Since I became a Coloradan a few years back, I’ve joined all the other car freaks in the Mountain Time Zone for the annual pilgrimage to the 30th-tallest mountain in the state for the big race. I shared my photos from the year Monster Tajima broke the 10-minute barrier, and from from the year the course became all-asphalt, and now I’ve got some shots from last weekend’s event.
Imagine tens of thousands of rowdy race fans, mostly with better access to beer than to oxygen, scattered along the 12-mile course at elevations ranging from 9,390 feet to 14,110 feet. Most of them will bring the coolest vehicle they can lay hands on, which means you’ll see a lot of ancient German sports car, zero-ground-clearance JDM-ified street racers, camper vans outgassing That Junkyard Car Smell, and classic Italian scooters. These guys, who race a Suzuki Swift GT in the 24 Hours of LeMons, rode their scooters 100 miles from Denver and then up to 12,000 feet on the mountain.

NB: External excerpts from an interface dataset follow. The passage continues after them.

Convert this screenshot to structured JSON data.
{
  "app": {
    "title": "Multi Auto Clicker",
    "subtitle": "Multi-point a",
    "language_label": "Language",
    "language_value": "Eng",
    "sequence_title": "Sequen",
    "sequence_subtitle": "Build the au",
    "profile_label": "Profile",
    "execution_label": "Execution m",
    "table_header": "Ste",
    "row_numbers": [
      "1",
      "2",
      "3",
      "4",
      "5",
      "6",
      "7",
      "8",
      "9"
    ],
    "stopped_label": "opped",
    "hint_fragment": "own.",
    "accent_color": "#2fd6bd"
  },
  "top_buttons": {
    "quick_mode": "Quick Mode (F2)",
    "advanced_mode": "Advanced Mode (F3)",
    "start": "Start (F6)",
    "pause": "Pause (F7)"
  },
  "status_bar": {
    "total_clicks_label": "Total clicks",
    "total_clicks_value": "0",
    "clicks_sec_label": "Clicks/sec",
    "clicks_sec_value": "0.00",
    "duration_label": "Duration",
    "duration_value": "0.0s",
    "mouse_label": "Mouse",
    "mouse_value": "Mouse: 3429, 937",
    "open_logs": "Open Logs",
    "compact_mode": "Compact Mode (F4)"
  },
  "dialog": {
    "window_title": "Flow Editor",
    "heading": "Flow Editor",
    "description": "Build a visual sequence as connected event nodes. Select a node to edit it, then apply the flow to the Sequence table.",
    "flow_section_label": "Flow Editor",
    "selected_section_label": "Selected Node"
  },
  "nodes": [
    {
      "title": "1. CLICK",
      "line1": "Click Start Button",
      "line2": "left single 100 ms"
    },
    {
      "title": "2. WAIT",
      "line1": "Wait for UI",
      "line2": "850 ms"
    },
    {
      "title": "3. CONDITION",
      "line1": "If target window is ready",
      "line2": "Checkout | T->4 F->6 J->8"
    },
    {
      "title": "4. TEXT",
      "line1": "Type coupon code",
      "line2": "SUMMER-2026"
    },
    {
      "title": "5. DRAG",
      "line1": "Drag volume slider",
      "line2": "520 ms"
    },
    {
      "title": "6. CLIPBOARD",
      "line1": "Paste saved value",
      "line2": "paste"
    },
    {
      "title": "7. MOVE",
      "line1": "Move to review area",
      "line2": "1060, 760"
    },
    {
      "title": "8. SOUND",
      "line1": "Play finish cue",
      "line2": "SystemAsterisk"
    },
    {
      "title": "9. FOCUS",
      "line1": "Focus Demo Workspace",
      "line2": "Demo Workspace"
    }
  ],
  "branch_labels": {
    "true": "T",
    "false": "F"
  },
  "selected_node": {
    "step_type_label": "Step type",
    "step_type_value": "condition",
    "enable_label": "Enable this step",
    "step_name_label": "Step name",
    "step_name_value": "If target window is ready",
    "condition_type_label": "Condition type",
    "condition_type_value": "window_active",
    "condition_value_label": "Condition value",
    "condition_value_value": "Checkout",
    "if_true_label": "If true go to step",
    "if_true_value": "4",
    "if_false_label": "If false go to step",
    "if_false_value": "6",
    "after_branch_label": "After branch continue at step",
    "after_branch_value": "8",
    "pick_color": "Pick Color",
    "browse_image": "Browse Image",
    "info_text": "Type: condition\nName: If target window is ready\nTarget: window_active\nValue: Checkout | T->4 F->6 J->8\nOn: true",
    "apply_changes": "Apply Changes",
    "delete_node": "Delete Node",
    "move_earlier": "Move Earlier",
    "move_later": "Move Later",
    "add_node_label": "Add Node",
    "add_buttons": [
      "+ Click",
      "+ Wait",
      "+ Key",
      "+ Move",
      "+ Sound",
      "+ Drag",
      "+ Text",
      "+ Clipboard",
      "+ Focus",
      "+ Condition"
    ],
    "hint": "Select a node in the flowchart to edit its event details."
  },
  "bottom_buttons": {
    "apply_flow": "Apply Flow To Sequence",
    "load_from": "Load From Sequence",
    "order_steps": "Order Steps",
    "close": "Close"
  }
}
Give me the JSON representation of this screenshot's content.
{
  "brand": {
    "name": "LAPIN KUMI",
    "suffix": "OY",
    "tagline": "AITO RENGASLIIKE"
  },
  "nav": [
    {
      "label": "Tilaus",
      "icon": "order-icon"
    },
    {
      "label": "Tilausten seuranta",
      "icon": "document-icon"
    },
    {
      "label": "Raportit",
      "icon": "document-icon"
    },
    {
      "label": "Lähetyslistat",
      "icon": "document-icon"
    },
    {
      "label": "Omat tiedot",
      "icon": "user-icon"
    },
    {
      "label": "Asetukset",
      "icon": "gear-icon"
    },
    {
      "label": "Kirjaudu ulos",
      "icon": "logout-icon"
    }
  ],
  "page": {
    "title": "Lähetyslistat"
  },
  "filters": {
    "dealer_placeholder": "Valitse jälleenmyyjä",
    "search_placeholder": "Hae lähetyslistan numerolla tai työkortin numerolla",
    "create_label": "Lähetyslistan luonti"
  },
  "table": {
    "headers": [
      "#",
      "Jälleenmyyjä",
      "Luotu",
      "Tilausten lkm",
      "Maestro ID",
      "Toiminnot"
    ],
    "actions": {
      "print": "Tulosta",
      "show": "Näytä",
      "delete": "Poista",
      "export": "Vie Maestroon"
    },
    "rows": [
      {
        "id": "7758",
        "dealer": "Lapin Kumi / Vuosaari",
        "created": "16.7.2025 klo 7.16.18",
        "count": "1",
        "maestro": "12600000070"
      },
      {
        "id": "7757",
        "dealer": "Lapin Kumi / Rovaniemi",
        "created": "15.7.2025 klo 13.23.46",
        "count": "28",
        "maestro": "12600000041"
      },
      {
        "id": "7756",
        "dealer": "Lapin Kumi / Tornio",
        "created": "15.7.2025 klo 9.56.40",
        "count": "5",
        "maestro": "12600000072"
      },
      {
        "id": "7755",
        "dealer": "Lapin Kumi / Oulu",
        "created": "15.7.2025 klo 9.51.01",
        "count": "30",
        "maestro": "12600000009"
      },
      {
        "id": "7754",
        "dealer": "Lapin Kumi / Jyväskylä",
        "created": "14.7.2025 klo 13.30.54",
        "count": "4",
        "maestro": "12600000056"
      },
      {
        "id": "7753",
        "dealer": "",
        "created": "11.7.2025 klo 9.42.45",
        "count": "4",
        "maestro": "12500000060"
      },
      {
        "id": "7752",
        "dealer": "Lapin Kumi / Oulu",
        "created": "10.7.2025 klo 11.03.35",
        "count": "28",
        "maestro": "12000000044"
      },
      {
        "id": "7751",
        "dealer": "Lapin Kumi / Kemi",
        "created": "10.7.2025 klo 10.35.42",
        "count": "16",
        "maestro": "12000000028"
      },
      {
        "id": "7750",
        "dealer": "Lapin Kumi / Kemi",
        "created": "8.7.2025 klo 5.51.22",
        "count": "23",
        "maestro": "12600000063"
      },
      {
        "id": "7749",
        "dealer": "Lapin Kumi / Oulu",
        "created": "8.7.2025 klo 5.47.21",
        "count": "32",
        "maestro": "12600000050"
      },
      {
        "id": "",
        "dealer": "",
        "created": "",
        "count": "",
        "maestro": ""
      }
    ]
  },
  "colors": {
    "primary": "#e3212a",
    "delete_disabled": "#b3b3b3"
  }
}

The bikes ran first, which turned out to be a good idea— thunderstorms rolled in later in the day.
Even with a dry racing surface, bad things can happen. Right off the bat, a couple of bike racers crashed and had to be airlifted out. The increased speeds resulting from the all-asphalt course meant that crashes may be even hairier than before.
Motorcyclists weren’t the only racers to wreck; the electric car of Latvian Janis Horeliks spun out at the end of the long straight at Halfway Picnic Ground, slid into the mountain, and sent up choking clouds of electrical-fire smoke for quite a while.
Everyone knew that Sebastien Loeb had the best shot at blowing away the record time, so the spectators were quite worked up by the time Loeb’s Peugeot screamed by. So worked up, in fact, that this one leaped right in front of my camera at the crucial moment.
It’s going to take a few more years before the electric cars beat the gasoline ones to the top— it’s coming, though; EVs don’t need oxygen, and battery capacity isn’t a big deal when the course is only 12 miles long— but the electric motorcycles are already there. The Lightning electron-fueled bike (not the bike in this photo) beat all the fossil-fueled two-wheelers with its just-a-hair-over-10-minutes run.
Honda brought a mean-sounding Odyssey minivan.
This Pontiac Solstice clattered by, trailing a cloud of unhappy-engine smoke.
Not many vintage cars entered this race (the organizers have decreed that only race cars that have competed in a previous PPIHC race may enter the Vintage class), but at least we had a couple of yowling Minis as sort of a consolation prize.
The Banks Power Freightliner was apocolyptic.
When it was all over, the racers rolled back down the mountain for 12 miles of high-fives from the spectators.